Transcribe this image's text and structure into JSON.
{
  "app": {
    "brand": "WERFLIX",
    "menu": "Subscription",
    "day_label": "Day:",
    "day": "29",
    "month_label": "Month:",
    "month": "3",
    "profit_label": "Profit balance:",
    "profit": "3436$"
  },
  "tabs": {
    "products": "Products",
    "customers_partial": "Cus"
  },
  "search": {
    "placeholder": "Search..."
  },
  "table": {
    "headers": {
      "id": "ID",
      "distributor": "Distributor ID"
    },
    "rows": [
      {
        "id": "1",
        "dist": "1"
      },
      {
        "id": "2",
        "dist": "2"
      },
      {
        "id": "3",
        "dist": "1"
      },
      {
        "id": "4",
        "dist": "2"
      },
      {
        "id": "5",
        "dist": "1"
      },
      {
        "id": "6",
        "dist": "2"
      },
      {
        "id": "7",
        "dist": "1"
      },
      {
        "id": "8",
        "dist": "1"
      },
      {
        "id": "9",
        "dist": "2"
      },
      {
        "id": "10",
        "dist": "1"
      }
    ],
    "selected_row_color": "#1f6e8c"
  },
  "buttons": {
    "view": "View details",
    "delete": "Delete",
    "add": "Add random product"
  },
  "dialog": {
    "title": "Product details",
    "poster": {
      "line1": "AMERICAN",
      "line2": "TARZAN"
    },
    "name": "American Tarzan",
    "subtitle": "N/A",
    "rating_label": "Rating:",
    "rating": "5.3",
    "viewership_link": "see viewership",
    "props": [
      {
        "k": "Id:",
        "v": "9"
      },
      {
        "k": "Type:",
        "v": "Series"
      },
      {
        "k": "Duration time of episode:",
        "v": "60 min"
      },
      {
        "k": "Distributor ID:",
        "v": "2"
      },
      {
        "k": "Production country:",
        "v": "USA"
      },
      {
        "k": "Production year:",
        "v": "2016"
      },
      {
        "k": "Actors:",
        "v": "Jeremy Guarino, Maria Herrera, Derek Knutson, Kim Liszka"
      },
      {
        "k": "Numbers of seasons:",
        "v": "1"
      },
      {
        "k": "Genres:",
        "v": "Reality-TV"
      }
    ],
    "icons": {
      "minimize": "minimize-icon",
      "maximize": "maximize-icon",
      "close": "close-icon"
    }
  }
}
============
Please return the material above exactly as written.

- Solved problem
Transcribe this image's text and structure into JSON.
{
  "app": {
    "brand": "WERFLIX",
    "menu": "Subscription",
    "day_label": "Day:",
    "day": "29",
    "month_label": "Month:",
    "month": "3",
    "profit_label": "Profit balance:",
    "profit": "3436$"
  },
  "tabs": {
    "products": "Products",
    "customers_partial": "Cus"
  },
  "search": {
    "placeholder": "Search..."
  },
  "table": {
    "headers": {
      "id": "ID",
      "distributor": "Distributor ID"
    },
    "rows": [
      {
        "id": "1",
        "dist": "1"
      },
      {
        "id": "2",
        "dist": "2"
      },
      {
        "id": "3",
        "dist": "1"
      },
      {
        "id": "4",
        "dist": "2"
      },
      {
        "id": "5",
        "dist": "1"
      },
      {
        "id": "6",
        "dist": "2"
      },
      {
        "id": "7",
        "dist": "1"
      },
      {
        "id": "8",
        "dist": "1"
      },
      {
        "id": "9",
        "dist": "2"
      },
      {
        "id": "10",
        "dist": "1"
      }
    ],
    "selected_row_color": "#1f6e8c"
  },
  "buttons": {
    "view": "View details",
    "delete": "Delete",
    "add": "Add random product"
  },
  "dialog": {
    "title": "Product details",
    "poster": {
      "line1": "AMERICAN",
      "line2": "TARZAN"
    },
    "name": "American Tarzan",
    "subtitle": "N/A",
    "rating_label": "Rating:",
    "rating": "5.3",
    "viewership_link": "see viewership",
    "props": [
      {
        "k": "Id:",
        "v": "9"
      },
      {
        "k": "Type:",
        "v": "Series"
      },
      {
        "k": "Duration time of episode:",
        "v": "60 min"
      },
      {
        "k": "Distributor ID:",
        "v": "2"
      },
      {
        "k": "Production country:",
        "v": "USA"
      },
      {
        "k": "Production year:",
        "v": "2016"
      },
      {
        "k": "Actors:",
        "v": "Jeremy Guarino, Maria Herrera, Derek Knutson, Kim Liszka"
      },
      {
        "k": "Numbers of seasons:",
        "v": "1"
      },
      {
        "k": "Genres:",
        "v": "Reality-TV"
      }
    ],
    "icons": {
      "minimize": "minimize-icon",
      "maximize": "maximize-icon",
      "close": "close-icon"
    }
  }
}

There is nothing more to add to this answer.